If you’ve ventured into your local McDonald’s lately, you may have noticed a new employee. Except this employee doesn’t wear a name tag, uniform, or even receive a paycheque. Automated kiosks are popping up in Ontario letting customers place their own order on a touch screen.
What could McDonald’s be planning with these electronic waiters?
Many speculate that the rising minimum wage may be the reason. If McDonald’s can replace a living worker making $18,000 a year with a machine for a one-time installation cost, then they’re poised to save a lot of money.
According to the restaurant chain, the world’s 4th largest employer, that is not their plan. A McDonalds CEO told the Huffington Post that the kiosks are meant to give the customers, “… a modern opportunity to order at their own pace” and to, “… try their own hand at customizing their order.”
To me this sounds like a big PR spin-job.
Customers don’t want to “play cashier,” they want to order the food and receive it as quickly as possible, so they can sit down and eat. It’s hard to look at these changes as anything but a cynical cost cutting measure.
I frequent the McD’s near my house for coffee and I’ve seen people using these machines recently. Most customers seem confused and take three times as long on the kiosk as it would take the cashier to ring in their order, like they’re paid to do.

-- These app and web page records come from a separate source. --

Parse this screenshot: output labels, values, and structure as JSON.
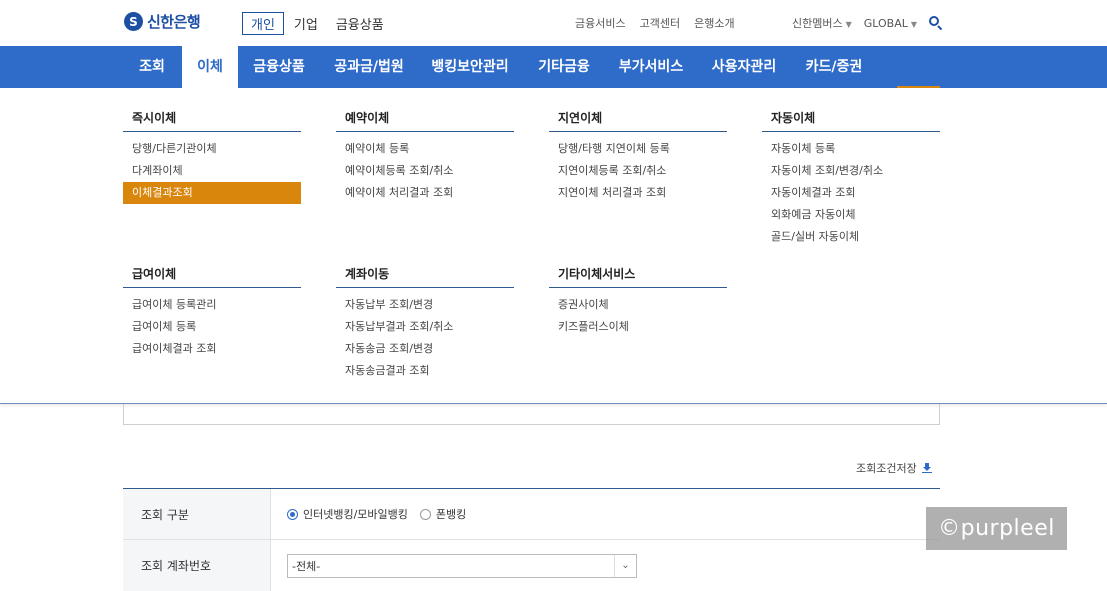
{
  "header": {
    "logo_mark": "S",
    "logo_text": "신한은행",
    "segments": [
      "개인",
      "기업",
      "금융상품"
    ],
    "util_links": [
      "금융서비스",
      "고객센터",
      "은행소개"
    ],
    "members_label": "신한멤버스",
    "lang_label": "GLOBAL"
  },
  "gnb": {
    "items": [
      "조회",
      "이체",
      "금융상품",
      "공과금/법원",
      "뱅킹보안관리",
      "기타금융",
      "부가서비스",
      "사용자관리",
      "카드/증권"
    ],
    "active": "이체"
  },
  "mega_menu": {
    "columns": [
      {
        "title": "즉시이체",
        "items": [
          "당행/다른기관이체",
          "다계좌이체",
          "이체결과조회"
        ]
      },
      {
        "title": "예약이체",
        "items": [
          "예약이체 등록",
          "예약이체등록 조회/취소",
          "예약이체 처리결과 조회"
        ]
      },
      {
        "title": "지연이체",
        "items": [
          "당행/타행 지연이체 등록",
          "지연이체등록 조회/취소",
          "지연이체 처리결과 조회"
        ]
      },
      {
        "title": "자동이체",
        "items": [
          "자동이체 등록",
          "자동이체 조회/변경/취소",
          "자동이체결과 조회",
          "외화예금 자동이체",
          "골드/실버 자동이체"
        ]
      },
      {
        "title": "급여이체",
        "items": [
          "급여이체 등록관리",
          "급여이체 등록",
          "급여이체결과 조회"
        ]
      },
      {
        "title": "계좌이동",
        "items": [
          "자동납부 조회/변경",
          "자동납부결과 조회/취소",
          "자동송금 조회/변경",
          "자동송금결과 조회"
        ]
      },
      {
        "title": "기타이체서비스",
        "items": [
          "증권사이체",
          "키즈플러스이체"
        ]
      }
    ],
    "selected_item": "이체결과조회"
  },
  "page": {
    "save_condition_label": "조회조건저장",
    "form": {
      "row1_label": "조회 구분",
      "radio_options": [
        "인터넷뱅킹/모바일뱅킹",
        "폰뱅킹"
      ],
      "radio_selected": "인터넷뱅킹/모바일뱅킹",
      "row2_label": "조회 계좌번호",
      "account_select_value": "-전체-"
    }
  },
  "watermark": "©purpleel"
}
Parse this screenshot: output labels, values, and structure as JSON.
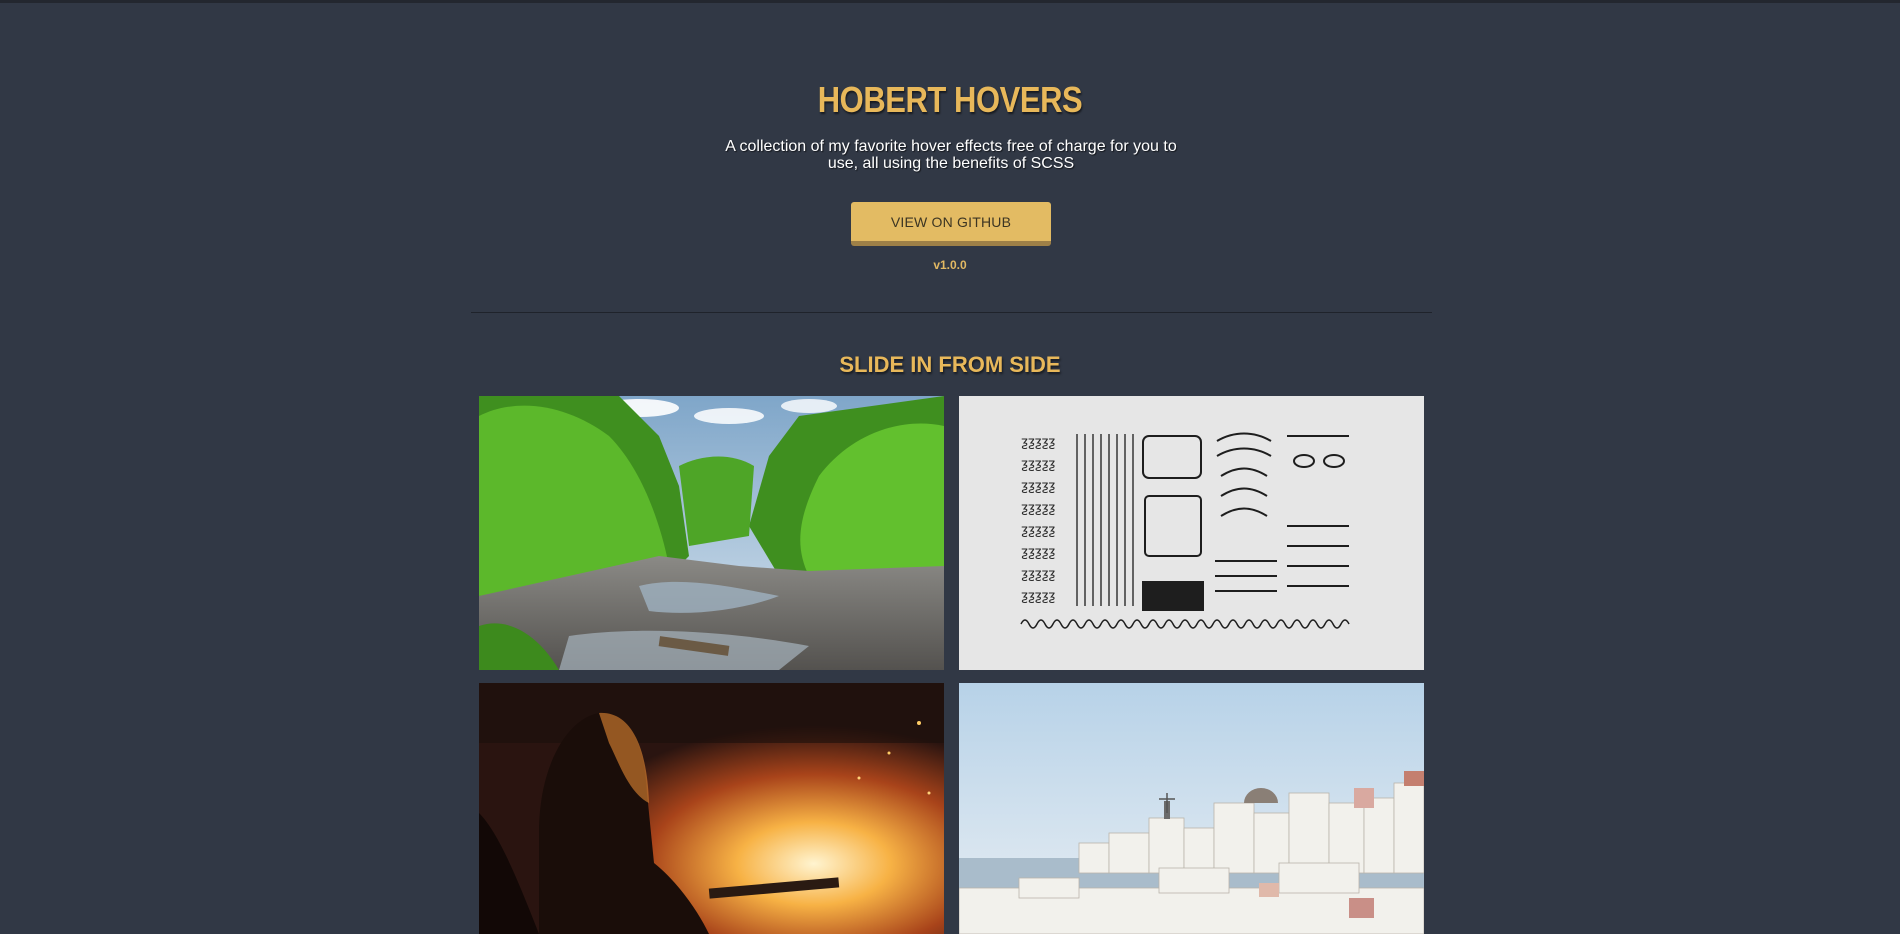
{
  "header": {
    "title": "HOBERT HOVERS",
    "tagline": "A collection of my favorite hover effects free of charge for you to use, all using the benefits of SCSS",
    "github_button_label": "VIEW ON GITHUB",
    "version": "v1.0.0"
  },
  "sections": [
    {
      "title": "SLIDE IN FROM SIDE",
      "tiles": [
        {
          "image": "forest-river-photo"
        },
        {
          "image": "disassembled-typewriter-parts-photo"
        },
        {
          "image": "girl-by-bonfire-photo"
        },
        {
          "image": "santorini-village-photo"
        }
      ]
    }
  ],
  "colors": {
    "background": "#313845",
    "accent": "#e8b85a",
    "button": "#e3bb63",
    "button_shadow": "#9e8047"
  }
}
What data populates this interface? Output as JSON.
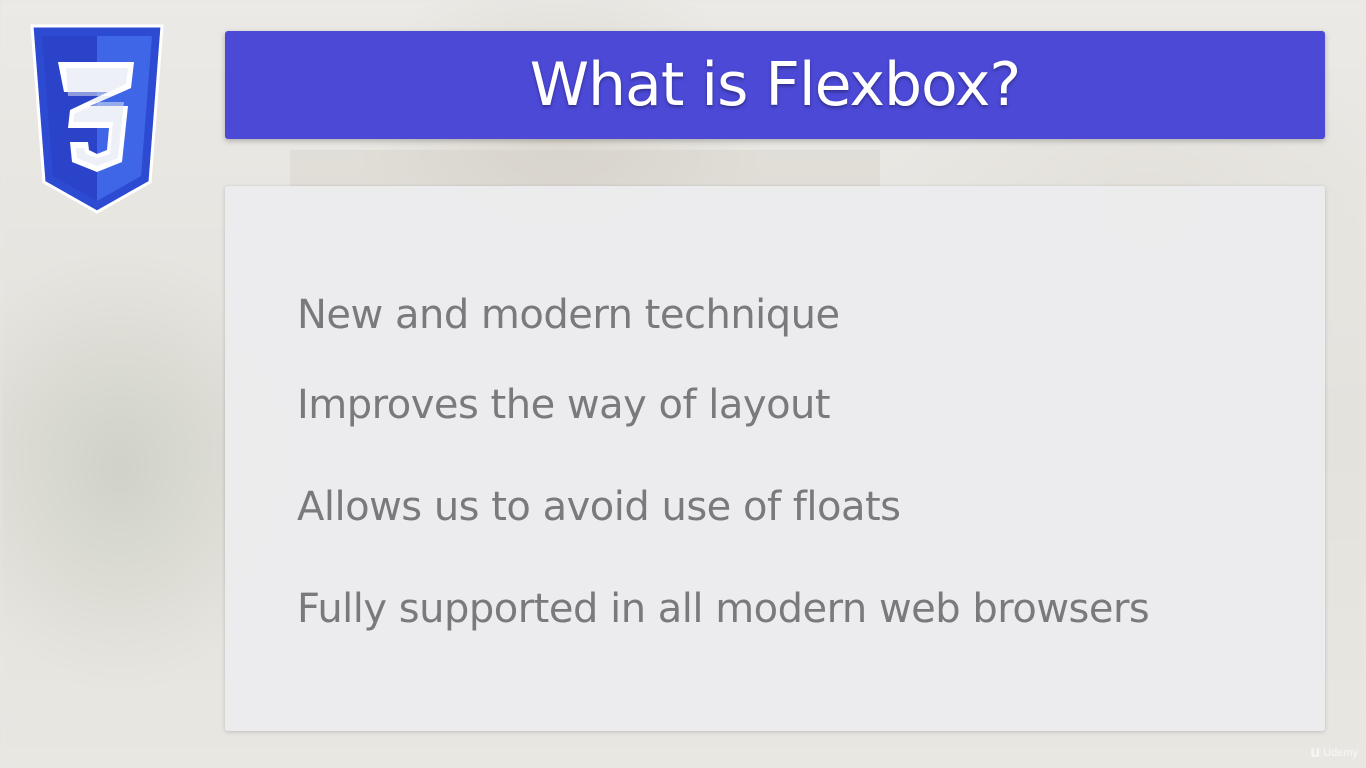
{
  "slide": {
    "title": "What is Flexbox?",
    "bullets": [
      "New and modern technique",
      "Improves the way of layout",
      "Allows us to avoid use of floats",
      "Fully supported in all modern web browsers"
    ]
  },
  "logo": {
    "icon": "css3-shield-icon",
    "label": "3"
  },
  "watermark": {
    "mark": "u",
    "text": "Udemy"
  },
  "colors": {
    "banner": "#4b49d6",
    "logo_blue": "#2f4bd6",
    "bullet_text": "#7a7a7c"
  }
}
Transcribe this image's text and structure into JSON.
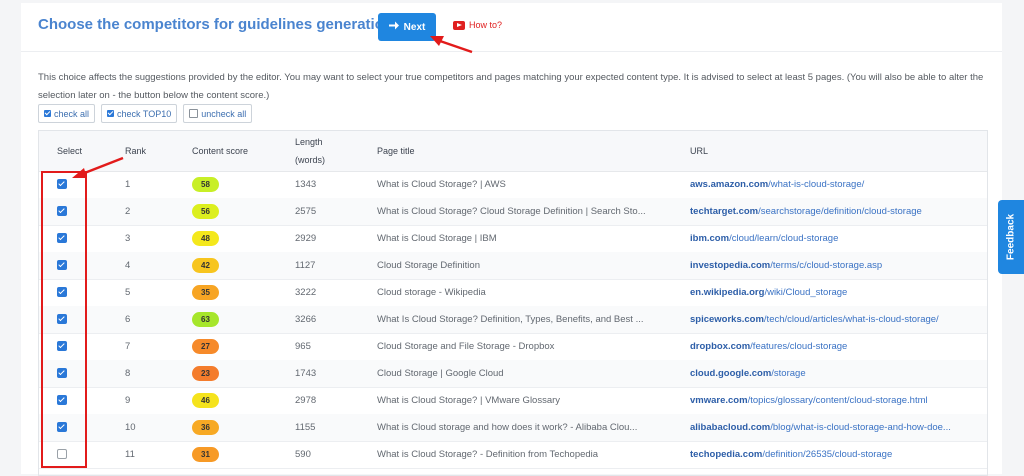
{
  "header": {
    "title": "Choose the competitors for guidelines generation.",
    "next_label": "Next",
    "howto_label": "How to?"
  },
  "description": "This choice affects the suggestions provided by the editor. You may want to select your true competitors and pages matching your expected content type. It is advised to select at least 5 pages. (You will also be able to alter the selection later on - the button below the content score.)",
  "buttons": {
    "check_all": "check all",
    "check_top10": "check TOP10",
    "uncheck_all": "uncheck all"
  },
  "table": {
    "headers": {
      "select": "Select",
      "rank": "Rank",
      "content_score": "Content score",
      "length_line1": "Length",
      "length_line2": "(words)",
      "page_title": "Page title",
      "url": "URL"
    },
    "rows": [
      {
        "checked": true,
        "rank": "1",
        "score": "58",
        "score_color": "#c8ef27",
        "length": "1343",
        "title": "What is Cloud Storage? | AWS",
        "domain": "aws.amazon.com",
        "path": "/what-is-cloud-storage/"
      },
      {
        "checked": true,
        "rank": "2",
        "score": "56",
        "score_color": "#dcef1e",
        "length": "2575",
        "title": "What is Cloud Storage? Cloud Storage Definition | Search Sto...",
        "domain": "techtarget.com",
        "path": "/searchstorage/definition/cloud-storage"
      },
      {
        "checked": true,
        "rank": "3",
        "score": "48",
        "score_color": "#f4e81c",
        "length": "2929",
        "title": "What is Cloud Storage | IBM",
        "domain": "ibm.com",
        "path": "/cloud/learn/cloud-storage"
      },
      {
        "checked": true,
        "rank": "4",
        "score": "42",
        "score_color": "#f7c51f",
        "length": "1127",
        "title": "Cloud Storage Definition",
        "domain": "investopedia.com",
        "path": "/terms/c/cloud-storage.asp"
      },
      {
        "checked": true,
        "rank": "5",
        "score": "35",
        "score_color": "#f7a524",
        "length": "3222",
        "title": "Cloud storage - Wikipedia",
        "domain": "en.wikipedia.org",
        "path": "/wiki/Cloud_storage"
      },
      {
        "checked": true,
        "rank": "6",
        "score": "63",
        "score_color": "#a6e62b",
        "length": "3266",
        "title": "What Is Cloud Storage? Definition, Types, Benefits, and Best ...",
        "domain": "spiceworks.com",
        "path": "/tech/cloud/articles/what-is-cloud-storage/"
      },
      {
        "checked": true,
        "rank": "7",
        "score": "27",
        "score_color": "#f68a2a",
        "length": "965",
        "title": "Cloud Storage and File Storage - Dropbox",
        "domain": "dropbox.com",
        "path": "/features/cloud-storage"
      },
      {
        "checked": true,
        "rank": "8",
        "score": "23",
        "score_color": "#f47c2c",
        "length": "1743",
        "title": "Cloud Storage  |  Google Cloud",
        "domain": "cloud.google.com",
        "path": "/storage"
      },
      {
        "checked": true,
        "rank": "9",
        "score": "46",
        "score_color": "#f5e31d",
        "length": "2978",
        "title": "What is Cloud Storage? | VMware Glossary",
        "domain": "vmware.com",
        "path": "/topics/glossary/content/cloud-storage.html"
      },
      {
        "checked": true,
        "rank": "10",
        "score": "36",
        "score_color": "#f7a924",
        "length": "1155",
        "title": "What is Cloud storage and how does it work? - Alibaba Clou...",
        "domain": "alibabacloud.com",
        "path": "/blog/what-is-cloud-storage-and-how-doe..."
      },
      {
        "checked": false,
        "rank": "11",
        "score": "31",
        "score_color": "#f79a26",
        "length": "590",
        "title": "What is Cloud Storage? - Definition from Techopedia",
        "domain": "techopedia.com",
        "path": "/definition/26535/cloud-storage"
      }
    ]
  },
  "feedback_label": "Feedback",
  "colors": {
    "accent": "#1f86e0",
    "heading": "#4a84cf",
    "annotation_red": "#e21b1b",
    "link": "#3a72c4"
  }
}
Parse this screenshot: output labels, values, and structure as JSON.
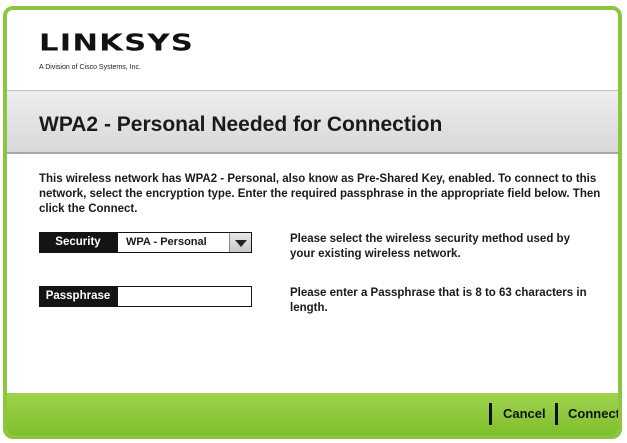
{
  "logo": {
    "brand": "LINKSYS",
    "registered": "®",
    "tagline": "A Division of Cisco Systems, Inc."
  },
  "title": "WPA2 - Personal Needed for Connection",
  "description": {
    "part1": "This wireless network has WPA2 - Personal, also know as Pre-Shared Key, enabled. To connect to this network, select the encryption type. Enter the required passphrase in the appropriate field below. Then click the ",
    "bold": "Connect",
    "part2": "."
  },
  "security": {
    "label": "Security",
    "selected": "WPA - Personal",
    "hint": "Please select the wireless security method used by your existing wireless network."
  },
  "passphrase": {
    "label": "Passphrase",
    "value": "",
    "hint": "Please enter a Passphrase that is 8 to 63 characters in length."
  },
  "buttons": {
    "cancel": "Cancel",
    "connect": "Connect"
  },
  "colors": {
    "accent_green": "#8cc63f",
    "label_black": "#141414"
  }
}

There is even a staff member walking around taking customers out of the regular line to try the machines; seemingly against their will.
While some may like the novelty of the system, general reaction in my location had been less than positive.
Customers have been heard complaining about the machines being overly complicated and slow and saying they’re a poor replacement for human interaction.
As if that wasn’t enough, these machines bring a new problem for the fast food chain: excessive wait times.
Since they now have a line for a cashier plus a line for the machines, they’ve introduced a ticketing system for orders. After paying, you will receive a number on your receipt and that’s the order in which you will receive your food.
This has created long wait times for customers as someone who just ordered a coffee and muffin will have to wait behind people who order three Big Mac combos, even though the cashier could get that order in 10 seconds. During lunch rush it’s not uncommon to see the line for receiving food three times longer than the line to order.
I don’t like the idea of ordering my food from a machine. It feels too dystopian. I feel like it’s going to ask me what flavour of Soylent Green I want with my nutrient enriched vita-paste.
I want to talk to a human being, not a program, and I think most people feel the same.
Part of the appeal of fast food is the convenience. And, from a corporate perspective, self-service kiosks may sound more convenient, but their practical application is the exact opposite.
Overly complicated automated systems are inferior to the tried and true method of telling a cashier your order, then waiting to get it delivered. No tickets, no touch screens, no extra lines, no nonsense.
When ordering a meal at a restaurant becomes more of a hassle than making it yourself, you might as well stay home and make your burger; it’ll even taste better.